[Start of section]

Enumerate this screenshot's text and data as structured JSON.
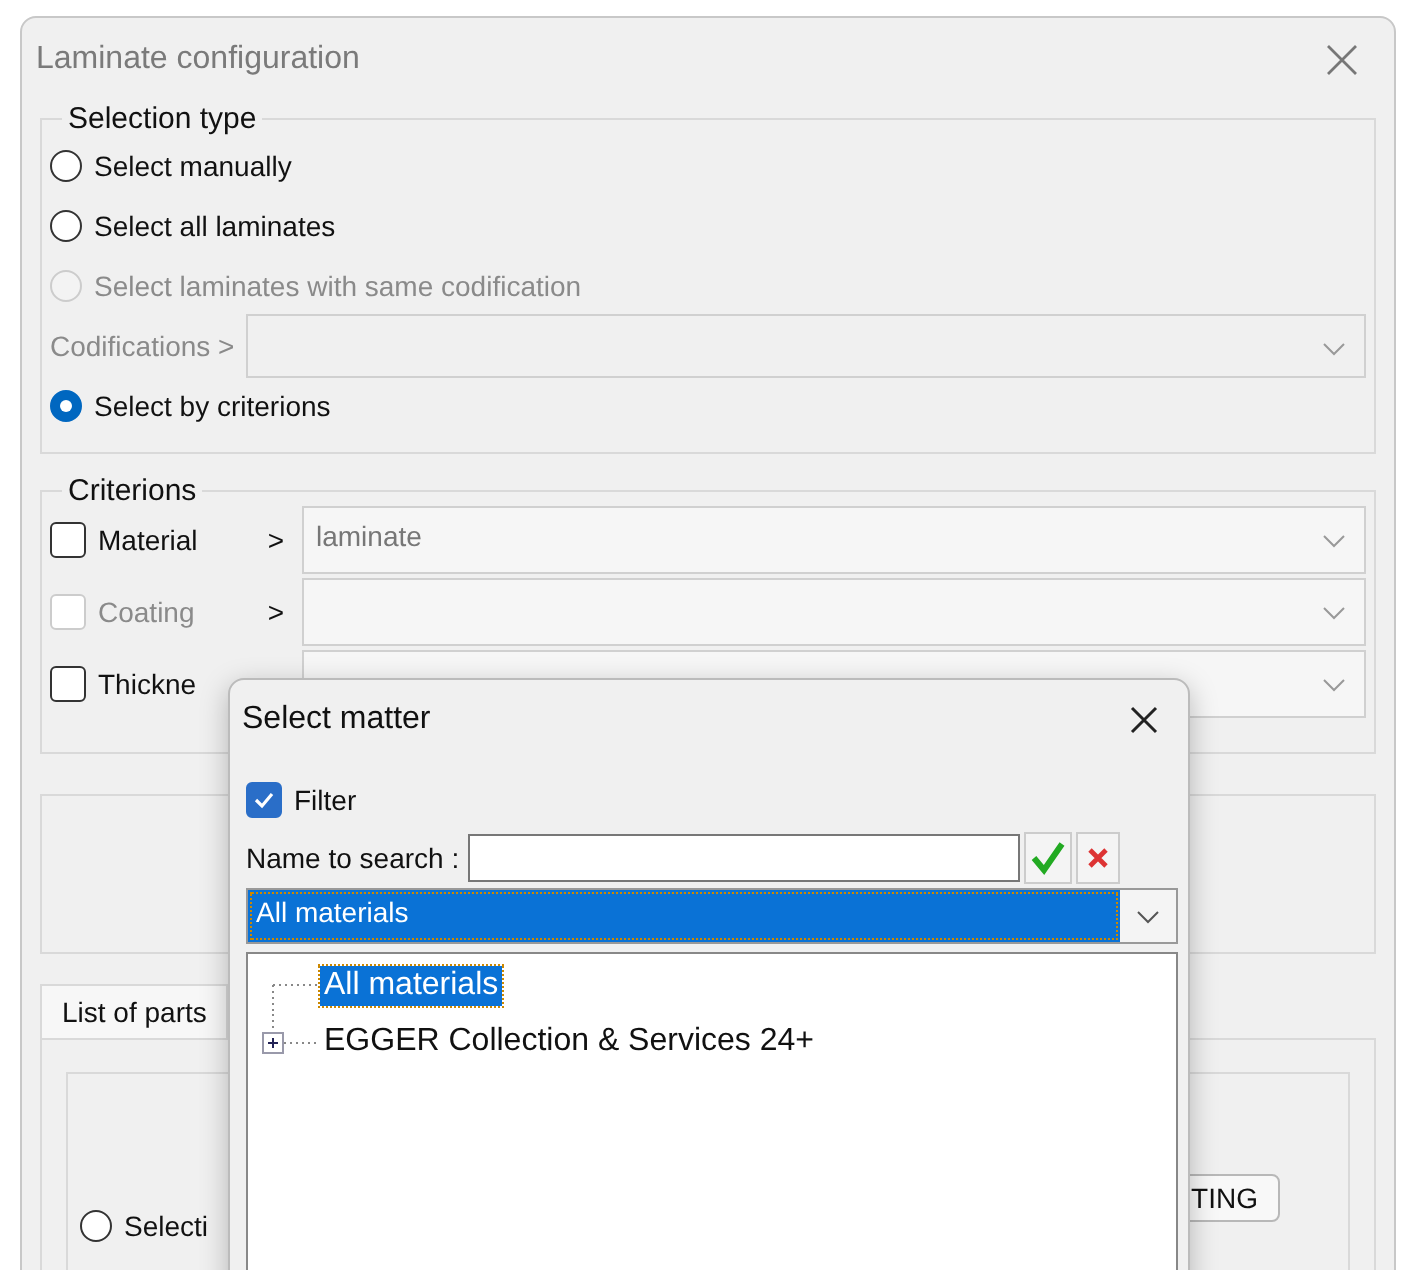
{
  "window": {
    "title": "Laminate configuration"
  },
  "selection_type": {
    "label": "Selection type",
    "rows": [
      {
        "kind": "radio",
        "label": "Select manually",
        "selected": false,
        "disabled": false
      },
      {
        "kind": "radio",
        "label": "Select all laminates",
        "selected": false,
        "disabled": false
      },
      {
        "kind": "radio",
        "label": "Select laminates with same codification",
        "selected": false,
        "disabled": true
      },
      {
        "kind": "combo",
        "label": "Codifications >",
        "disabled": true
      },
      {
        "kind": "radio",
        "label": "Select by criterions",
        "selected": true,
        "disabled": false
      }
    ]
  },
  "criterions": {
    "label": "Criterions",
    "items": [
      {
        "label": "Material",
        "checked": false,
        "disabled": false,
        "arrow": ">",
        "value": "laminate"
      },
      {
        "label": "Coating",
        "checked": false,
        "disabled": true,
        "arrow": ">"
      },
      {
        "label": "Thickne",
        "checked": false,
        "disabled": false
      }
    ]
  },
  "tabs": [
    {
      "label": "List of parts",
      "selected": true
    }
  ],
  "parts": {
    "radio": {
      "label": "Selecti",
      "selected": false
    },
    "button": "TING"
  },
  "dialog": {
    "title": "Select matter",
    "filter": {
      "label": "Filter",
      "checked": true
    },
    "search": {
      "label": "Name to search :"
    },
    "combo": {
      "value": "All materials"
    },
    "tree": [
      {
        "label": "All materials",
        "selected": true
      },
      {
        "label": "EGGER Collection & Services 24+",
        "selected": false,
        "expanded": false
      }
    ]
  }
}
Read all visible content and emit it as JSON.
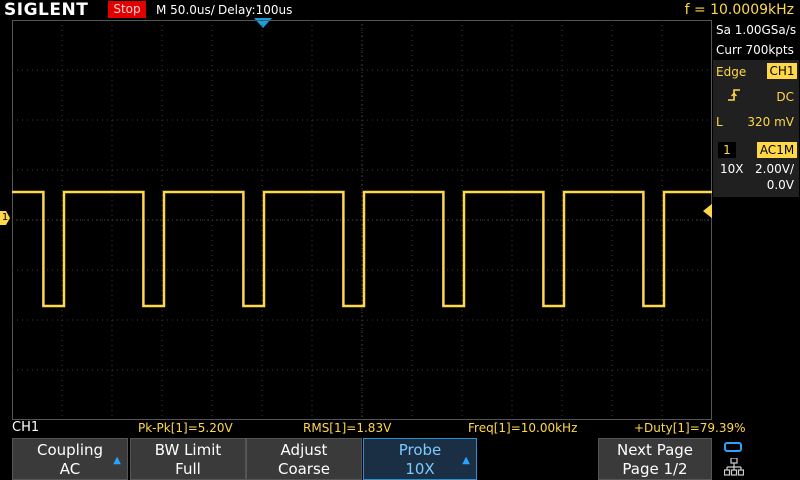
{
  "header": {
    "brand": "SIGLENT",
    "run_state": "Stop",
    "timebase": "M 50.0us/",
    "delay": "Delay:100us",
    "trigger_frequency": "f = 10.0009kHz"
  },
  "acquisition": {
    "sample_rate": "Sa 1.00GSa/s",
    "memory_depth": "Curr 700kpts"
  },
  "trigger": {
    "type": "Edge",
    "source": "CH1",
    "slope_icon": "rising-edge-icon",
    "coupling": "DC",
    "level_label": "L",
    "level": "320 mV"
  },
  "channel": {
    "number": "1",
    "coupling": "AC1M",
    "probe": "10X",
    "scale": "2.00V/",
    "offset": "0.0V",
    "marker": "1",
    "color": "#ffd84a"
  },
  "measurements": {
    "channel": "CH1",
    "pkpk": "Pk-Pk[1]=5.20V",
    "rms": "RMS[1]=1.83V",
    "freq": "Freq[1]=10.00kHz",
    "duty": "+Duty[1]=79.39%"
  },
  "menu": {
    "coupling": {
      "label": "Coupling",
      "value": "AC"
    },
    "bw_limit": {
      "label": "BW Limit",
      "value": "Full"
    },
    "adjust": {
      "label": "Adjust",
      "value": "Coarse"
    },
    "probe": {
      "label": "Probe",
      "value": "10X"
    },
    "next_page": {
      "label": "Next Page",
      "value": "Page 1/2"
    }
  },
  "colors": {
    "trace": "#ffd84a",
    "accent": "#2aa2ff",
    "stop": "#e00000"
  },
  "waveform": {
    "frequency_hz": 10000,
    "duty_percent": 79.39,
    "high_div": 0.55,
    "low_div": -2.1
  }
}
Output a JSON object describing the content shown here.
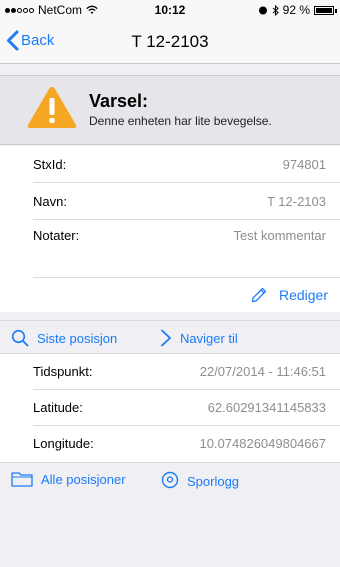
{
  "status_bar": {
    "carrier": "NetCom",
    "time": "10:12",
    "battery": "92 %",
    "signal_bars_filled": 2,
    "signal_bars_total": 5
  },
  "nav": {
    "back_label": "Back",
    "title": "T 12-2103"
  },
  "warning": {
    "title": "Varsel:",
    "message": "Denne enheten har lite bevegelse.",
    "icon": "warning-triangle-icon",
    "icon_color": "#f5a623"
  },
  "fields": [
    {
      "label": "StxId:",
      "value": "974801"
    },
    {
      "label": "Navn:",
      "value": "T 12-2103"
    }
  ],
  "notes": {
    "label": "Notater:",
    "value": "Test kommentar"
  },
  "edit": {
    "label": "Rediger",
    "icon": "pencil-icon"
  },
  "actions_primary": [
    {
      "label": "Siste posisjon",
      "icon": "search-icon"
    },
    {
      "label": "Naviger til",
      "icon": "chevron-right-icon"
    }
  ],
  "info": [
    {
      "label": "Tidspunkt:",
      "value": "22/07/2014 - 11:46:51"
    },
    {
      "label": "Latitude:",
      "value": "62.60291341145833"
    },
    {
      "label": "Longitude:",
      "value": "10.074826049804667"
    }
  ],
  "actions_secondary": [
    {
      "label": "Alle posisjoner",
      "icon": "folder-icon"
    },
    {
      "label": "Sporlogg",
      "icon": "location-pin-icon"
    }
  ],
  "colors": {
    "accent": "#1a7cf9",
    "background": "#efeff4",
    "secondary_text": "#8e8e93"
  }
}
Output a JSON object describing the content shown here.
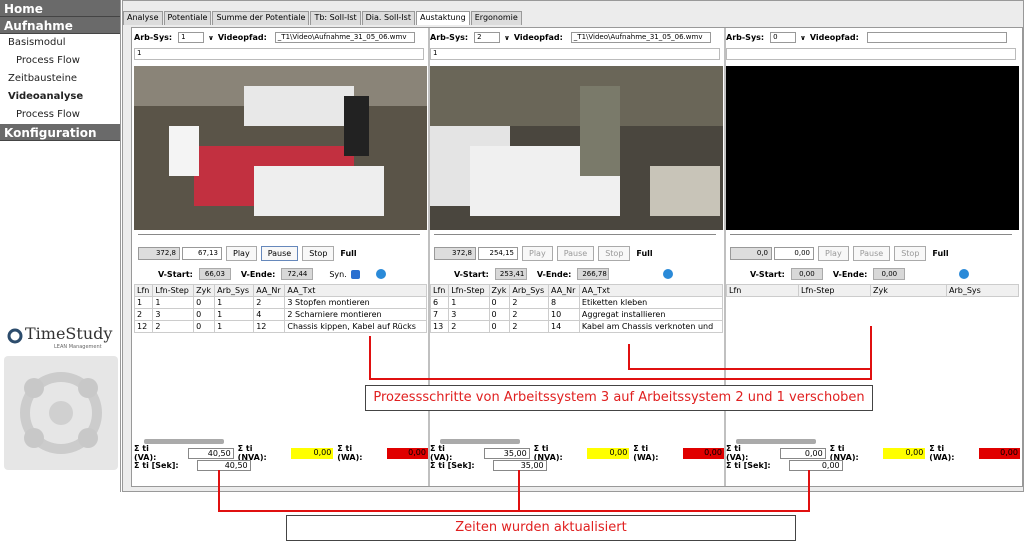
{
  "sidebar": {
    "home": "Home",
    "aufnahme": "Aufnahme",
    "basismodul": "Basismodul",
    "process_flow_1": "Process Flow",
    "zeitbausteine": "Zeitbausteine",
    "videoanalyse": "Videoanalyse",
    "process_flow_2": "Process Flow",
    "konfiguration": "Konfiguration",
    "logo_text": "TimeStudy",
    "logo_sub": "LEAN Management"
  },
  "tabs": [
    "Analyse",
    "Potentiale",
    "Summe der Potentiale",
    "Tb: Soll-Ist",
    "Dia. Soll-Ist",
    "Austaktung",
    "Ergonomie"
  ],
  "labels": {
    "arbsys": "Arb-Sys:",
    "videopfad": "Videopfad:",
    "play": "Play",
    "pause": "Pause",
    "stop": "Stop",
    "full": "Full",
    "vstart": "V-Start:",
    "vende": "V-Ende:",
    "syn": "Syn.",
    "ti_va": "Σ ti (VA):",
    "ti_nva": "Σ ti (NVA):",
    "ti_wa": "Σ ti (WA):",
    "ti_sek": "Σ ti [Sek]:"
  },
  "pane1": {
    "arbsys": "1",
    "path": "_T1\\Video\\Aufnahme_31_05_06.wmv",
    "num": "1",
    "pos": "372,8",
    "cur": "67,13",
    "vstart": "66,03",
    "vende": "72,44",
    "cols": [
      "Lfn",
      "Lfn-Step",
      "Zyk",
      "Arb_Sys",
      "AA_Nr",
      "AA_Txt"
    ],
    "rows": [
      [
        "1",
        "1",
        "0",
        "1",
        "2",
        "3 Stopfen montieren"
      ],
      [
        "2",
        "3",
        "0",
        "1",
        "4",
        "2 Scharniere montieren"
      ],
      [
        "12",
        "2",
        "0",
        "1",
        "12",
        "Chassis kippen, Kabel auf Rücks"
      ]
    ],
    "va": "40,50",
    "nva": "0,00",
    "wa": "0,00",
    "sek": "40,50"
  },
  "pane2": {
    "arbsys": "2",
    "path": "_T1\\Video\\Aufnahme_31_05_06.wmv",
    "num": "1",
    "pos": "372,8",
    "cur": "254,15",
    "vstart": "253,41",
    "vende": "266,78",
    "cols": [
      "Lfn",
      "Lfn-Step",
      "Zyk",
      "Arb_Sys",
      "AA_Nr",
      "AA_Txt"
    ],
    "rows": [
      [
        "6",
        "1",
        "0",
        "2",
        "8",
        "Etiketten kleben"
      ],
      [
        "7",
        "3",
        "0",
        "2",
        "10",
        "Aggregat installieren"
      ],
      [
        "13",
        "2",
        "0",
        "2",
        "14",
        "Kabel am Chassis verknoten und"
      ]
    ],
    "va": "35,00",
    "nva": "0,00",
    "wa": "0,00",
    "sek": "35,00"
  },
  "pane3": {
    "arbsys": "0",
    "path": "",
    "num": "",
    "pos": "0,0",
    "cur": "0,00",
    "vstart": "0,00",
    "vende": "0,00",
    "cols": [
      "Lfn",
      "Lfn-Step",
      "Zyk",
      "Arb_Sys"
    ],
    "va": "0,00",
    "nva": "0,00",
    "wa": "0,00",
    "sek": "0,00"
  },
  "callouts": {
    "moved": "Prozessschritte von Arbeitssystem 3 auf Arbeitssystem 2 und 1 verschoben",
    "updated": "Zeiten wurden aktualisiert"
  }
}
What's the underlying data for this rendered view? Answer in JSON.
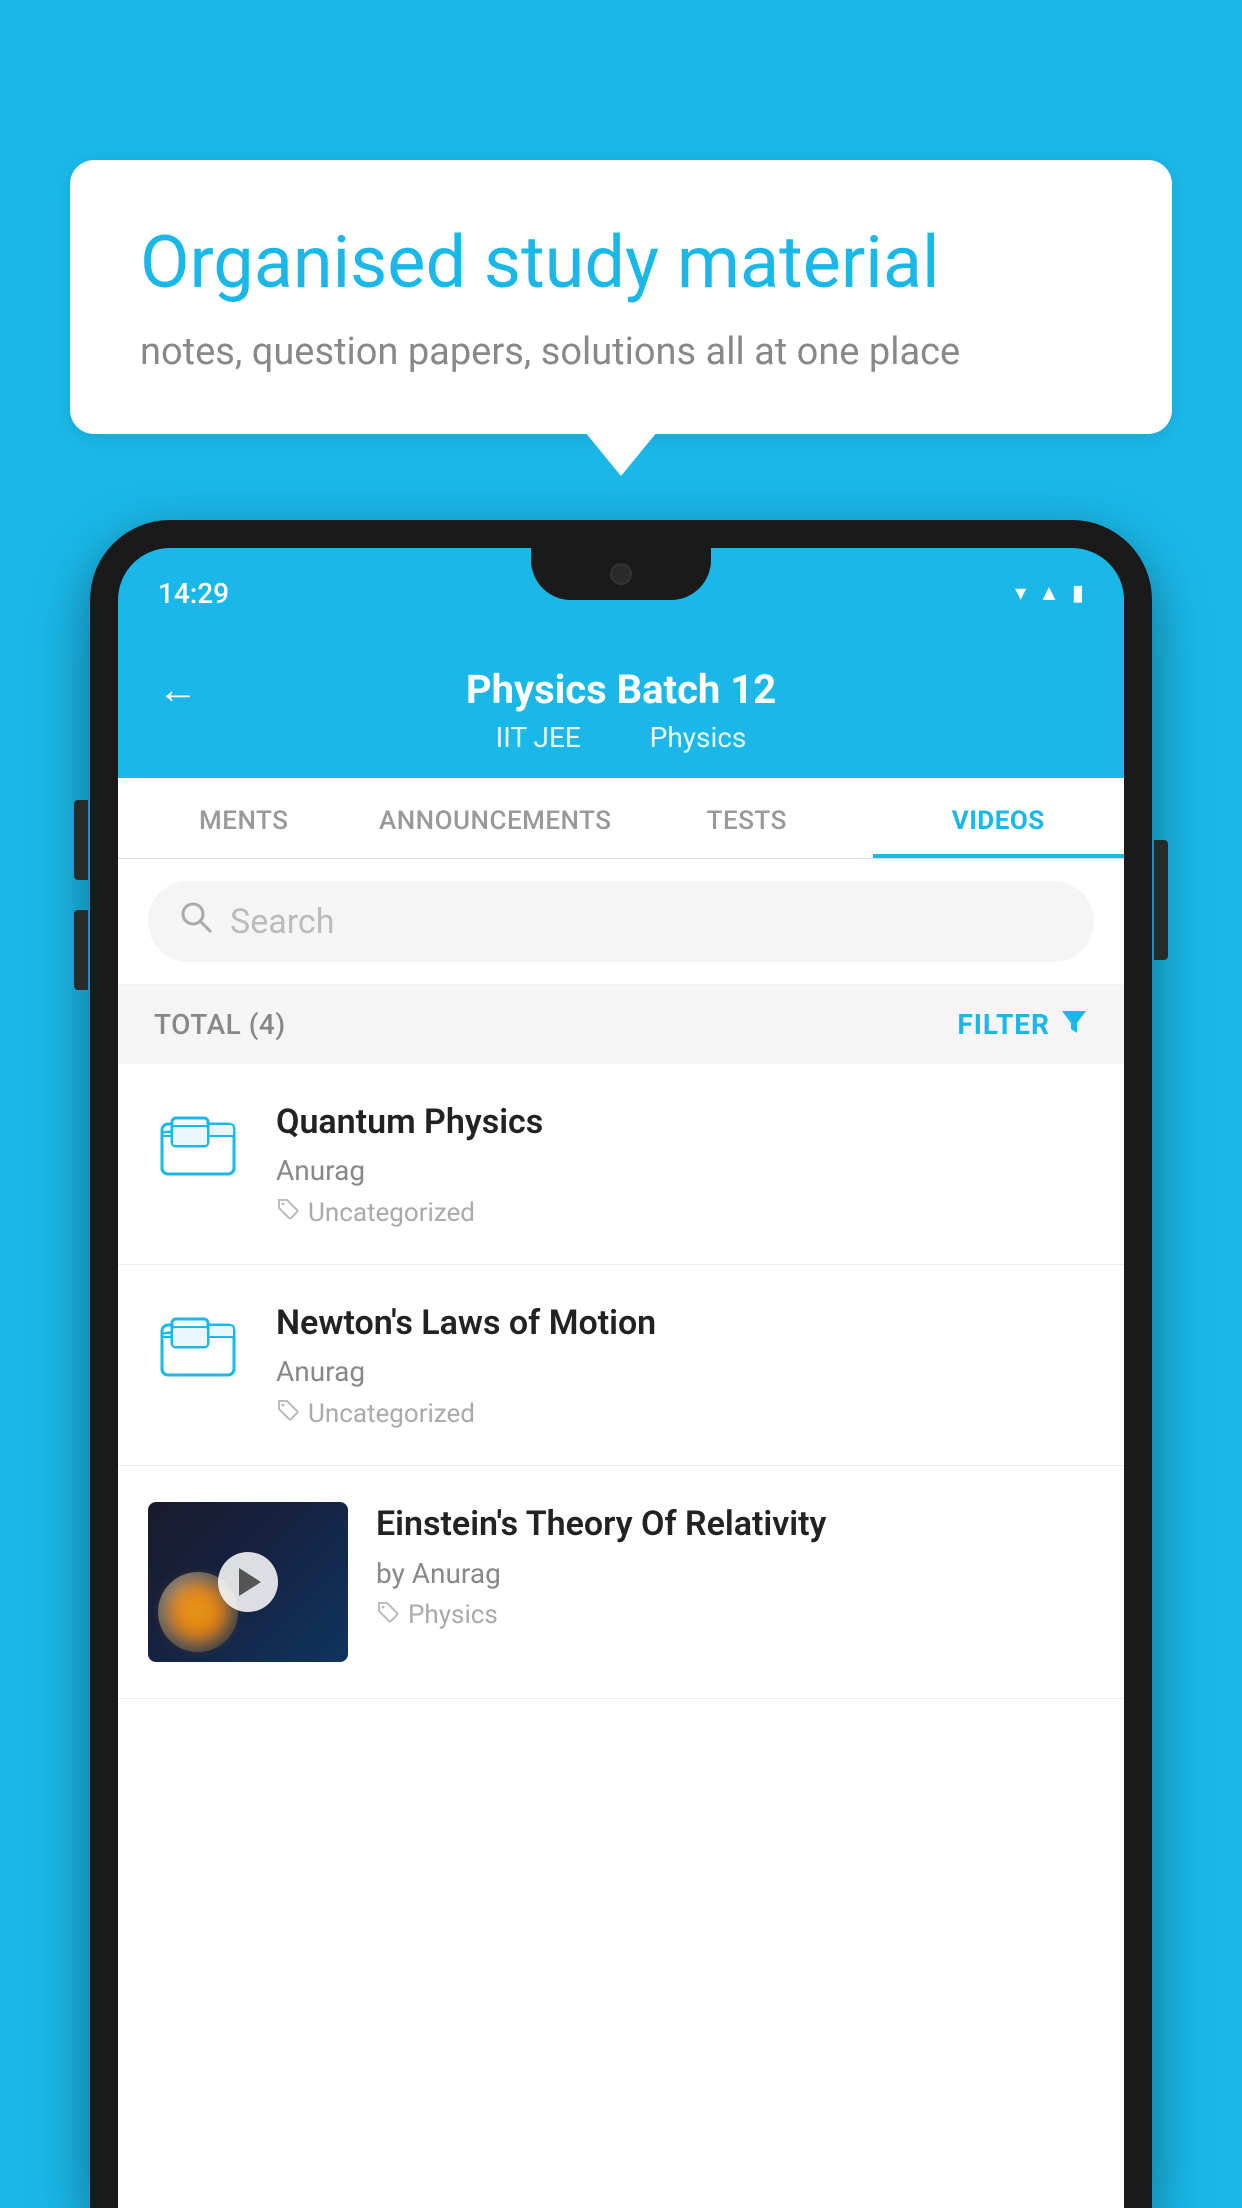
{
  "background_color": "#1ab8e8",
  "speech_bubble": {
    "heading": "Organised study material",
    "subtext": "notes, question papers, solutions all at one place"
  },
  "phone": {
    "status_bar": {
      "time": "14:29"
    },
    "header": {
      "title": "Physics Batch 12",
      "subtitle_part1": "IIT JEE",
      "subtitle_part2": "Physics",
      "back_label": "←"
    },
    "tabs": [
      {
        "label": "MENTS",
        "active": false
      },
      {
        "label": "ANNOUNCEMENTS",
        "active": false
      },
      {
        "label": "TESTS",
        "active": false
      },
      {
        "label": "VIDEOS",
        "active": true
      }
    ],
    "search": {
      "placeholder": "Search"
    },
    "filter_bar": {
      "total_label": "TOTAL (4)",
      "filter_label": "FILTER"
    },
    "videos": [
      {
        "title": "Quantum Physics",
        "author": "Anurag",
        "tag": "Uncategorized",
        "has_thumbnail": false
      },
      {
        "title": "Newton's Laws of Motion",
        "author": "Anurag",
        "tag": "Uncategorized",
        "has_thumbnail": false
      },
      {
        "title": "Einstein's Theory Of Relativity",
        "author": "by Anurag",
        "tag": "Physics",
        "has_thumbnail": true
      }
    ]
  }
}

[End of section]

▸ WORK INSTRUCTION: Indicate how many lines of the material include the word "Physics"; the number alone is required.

▸ RESPONSE AREA: 4